We are calling on clothing brands to meet our seven demands in their response to coronavirus.

  1. Honour contracts
  2. Pay wages and protect jobs
  3. Bailout the workers  
  4. Prioritise worker safety
  5. Respect the right to refuse work
  6. Put people before profits
  7. Rebuild a more equitable industry

The pandemic is closing in on the garment industry from several different directions, and is effectively crushing the workers who make our clothes.  Regardless of which direction the pressure comes from, garment workers are paying the highest price. 

Why should brands step up and support garment workers?

Global supply chains are designed to limit brands’ obligations to the factories where their clothes are made. Huge power imbalances mean that brands have the freedom and leverage to push costs down the chain onto their suppliers. 

As brands only pay up to three months after delivery of goods, they can cancel orders and even decline to pay for finished orders, even though factory owners have already paid for fabric and labour. In supply chains where brands call the shots, costs and risks are pushed further down the chain onto suppliers and the workers themselves. 

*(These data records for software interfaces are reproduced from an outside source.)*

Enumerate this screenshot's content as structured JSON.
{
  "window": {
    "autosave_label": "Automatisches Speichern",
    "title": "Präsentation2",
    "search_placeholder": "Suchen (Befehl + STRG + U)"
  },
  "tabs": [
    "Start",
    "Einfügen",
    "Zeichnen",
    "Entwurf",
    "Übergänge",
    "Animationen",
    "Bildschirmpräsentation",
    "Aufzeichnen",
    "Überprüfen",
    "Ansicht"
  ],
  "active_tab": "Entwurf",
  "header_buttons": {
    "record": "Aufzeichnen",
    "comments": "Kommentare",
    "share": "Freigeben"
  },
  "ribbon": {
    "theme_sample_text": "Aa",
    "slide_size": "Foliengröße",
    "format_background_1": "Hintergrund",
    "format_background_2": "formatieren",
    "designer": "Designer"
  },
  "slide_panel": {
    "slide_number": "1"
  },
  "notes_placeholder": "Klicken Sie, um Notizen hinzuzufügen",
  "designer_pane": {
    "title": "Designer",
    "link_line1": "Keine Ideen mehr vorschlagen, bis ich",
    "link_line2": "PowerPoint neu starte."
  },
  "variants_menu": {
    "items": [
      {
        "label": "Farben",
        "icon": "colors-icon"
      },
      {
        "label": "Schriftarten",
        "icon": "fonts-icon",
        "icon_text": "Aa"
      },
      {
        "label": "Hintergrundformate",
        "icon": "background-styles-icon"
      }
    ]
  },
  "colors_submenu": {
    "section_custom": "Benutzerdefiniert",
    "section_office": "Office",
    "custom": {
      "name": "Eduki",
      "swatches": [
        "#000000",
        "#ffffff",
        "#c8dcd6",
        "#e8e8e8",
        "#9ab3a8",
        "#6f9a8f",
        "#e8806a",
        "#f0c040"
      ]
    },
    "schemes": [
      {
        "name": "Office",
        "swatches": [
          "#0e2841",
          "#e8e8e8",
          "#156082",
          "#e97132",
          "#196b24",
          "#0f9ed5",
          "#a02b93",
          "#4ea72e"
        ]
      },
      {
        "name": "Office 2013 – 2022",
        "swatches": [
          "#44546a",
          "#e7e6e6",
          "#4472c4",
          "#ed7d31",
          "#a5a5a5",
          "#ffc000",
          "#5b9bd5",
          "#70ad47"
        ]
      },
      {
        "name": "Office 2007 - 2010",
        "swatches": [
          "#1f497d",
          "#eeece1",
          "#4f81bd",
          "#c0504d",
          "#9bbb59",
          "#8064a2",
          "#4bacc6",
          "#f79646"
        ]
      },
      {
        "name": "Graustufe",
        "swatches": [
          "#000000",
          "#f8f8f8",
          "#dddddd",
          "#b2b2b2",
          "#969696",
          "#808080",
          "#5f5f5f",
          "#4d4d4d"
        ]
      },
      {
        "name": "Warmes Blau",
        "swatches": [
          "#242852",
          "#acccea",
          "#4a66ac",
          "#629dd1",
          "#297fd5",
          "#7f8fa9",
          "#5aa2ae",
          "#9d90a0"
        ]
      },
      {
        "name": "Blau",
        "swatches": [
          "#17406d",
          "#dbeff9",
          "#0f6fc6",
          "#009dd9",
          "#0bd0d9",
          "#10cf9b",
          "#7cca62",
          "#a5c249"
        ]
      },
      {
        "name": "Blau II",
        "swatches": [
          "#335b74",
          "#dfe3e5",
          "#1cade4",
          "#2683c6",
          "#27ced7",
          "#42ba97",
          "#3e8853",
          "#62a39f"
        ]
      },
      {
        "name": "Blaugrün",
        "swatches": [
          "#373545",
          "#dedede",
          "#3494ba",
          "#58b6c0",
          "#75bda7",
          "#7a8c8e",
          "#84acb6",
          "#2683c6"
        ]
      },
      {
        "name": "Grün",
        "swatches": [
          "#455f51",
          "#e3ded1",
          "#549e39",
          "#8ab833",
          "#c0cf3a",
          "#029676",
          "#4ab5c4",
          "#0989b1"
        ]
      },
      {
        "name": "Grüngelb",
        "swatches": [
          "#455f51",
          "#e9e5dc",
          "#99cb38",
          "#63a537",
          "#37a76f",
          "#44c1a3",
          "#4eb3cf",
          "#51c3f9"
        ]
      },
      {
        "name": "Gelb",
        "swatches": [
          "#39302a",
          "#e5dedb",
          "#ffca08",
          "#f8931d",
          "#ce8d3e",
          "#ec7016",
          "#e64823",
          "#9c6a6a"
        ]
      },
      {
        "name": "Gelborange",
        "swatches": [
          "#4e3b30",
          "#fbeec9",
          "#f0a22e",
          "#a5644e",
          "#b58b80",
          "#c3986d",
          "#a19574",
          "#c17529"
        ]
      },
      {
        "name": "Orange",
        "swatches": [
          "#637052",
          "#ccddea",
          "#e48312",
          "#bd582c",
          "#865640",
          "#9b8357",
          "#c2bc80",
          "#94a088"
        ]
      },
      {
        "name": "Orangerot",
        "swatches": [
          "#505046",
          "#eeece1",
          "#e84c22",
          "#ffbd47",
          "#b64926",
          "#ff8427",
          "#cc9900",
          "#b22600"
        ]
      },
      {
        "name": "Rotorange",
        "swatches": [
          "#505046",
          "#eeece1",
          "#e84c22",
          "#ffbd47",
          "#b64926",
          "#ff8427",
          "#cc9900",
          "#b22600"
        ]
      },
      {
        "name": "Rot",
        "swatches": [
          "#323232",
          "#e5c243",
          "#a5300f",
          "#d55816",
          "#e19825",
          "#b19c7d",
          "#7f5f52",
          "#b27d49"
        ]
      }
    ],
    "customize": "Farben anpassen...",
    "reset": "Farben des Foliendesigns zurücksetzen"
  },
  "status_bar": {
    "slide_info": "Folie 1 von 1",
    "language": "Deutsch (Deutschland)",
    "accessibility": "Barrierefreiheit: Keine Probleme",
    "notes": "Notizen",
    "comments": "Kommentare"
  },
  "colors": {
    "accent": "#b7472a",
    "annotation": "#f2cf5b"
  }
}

Most factory owners operate on narrow profit margins and lack sufficient cash reserves and access to credit to pay their workers during inactivity and survive the kind of economic shock that we are seeing from COVID-19. 

Brands have wilfully sought out production in low-wage countries with poor social security systems. Over many decades, this system has allowed brands to make huge profits, whilst garment workers are exploited.

The same system which has built huge profits for CEOs, has left garment workers living in poverty.  Workers have been unable to accumulate savings in order to sustain the current economic shock. This is why we are calling on brands to step up and protect the workers who have made them rich.

Coronavirus has exposed the deep injustices and inequalities in the garment industry, now is the time for change!

Can you support us?

The most devastating impacts of coronavirus, and subsequent economic crisis are being felt by global supply chain workers, including garment workers. We are fighting harder than ever to secure justice for workers who are at risk of being dismissed or forced to work in unsafe factories. In many ways, our work has completely shifted and our resources are being stretched. 

We need to continue to support garment workers through this pandemic but need funds to deliver it. We know that now is a tough time for many, and if that is you, we understand. But if you can donate, now is the time. We need you now more than ever.

 

Do you need our support?

If you are a textile worker and need our support, please contact us on info@labourbehindthelabel.org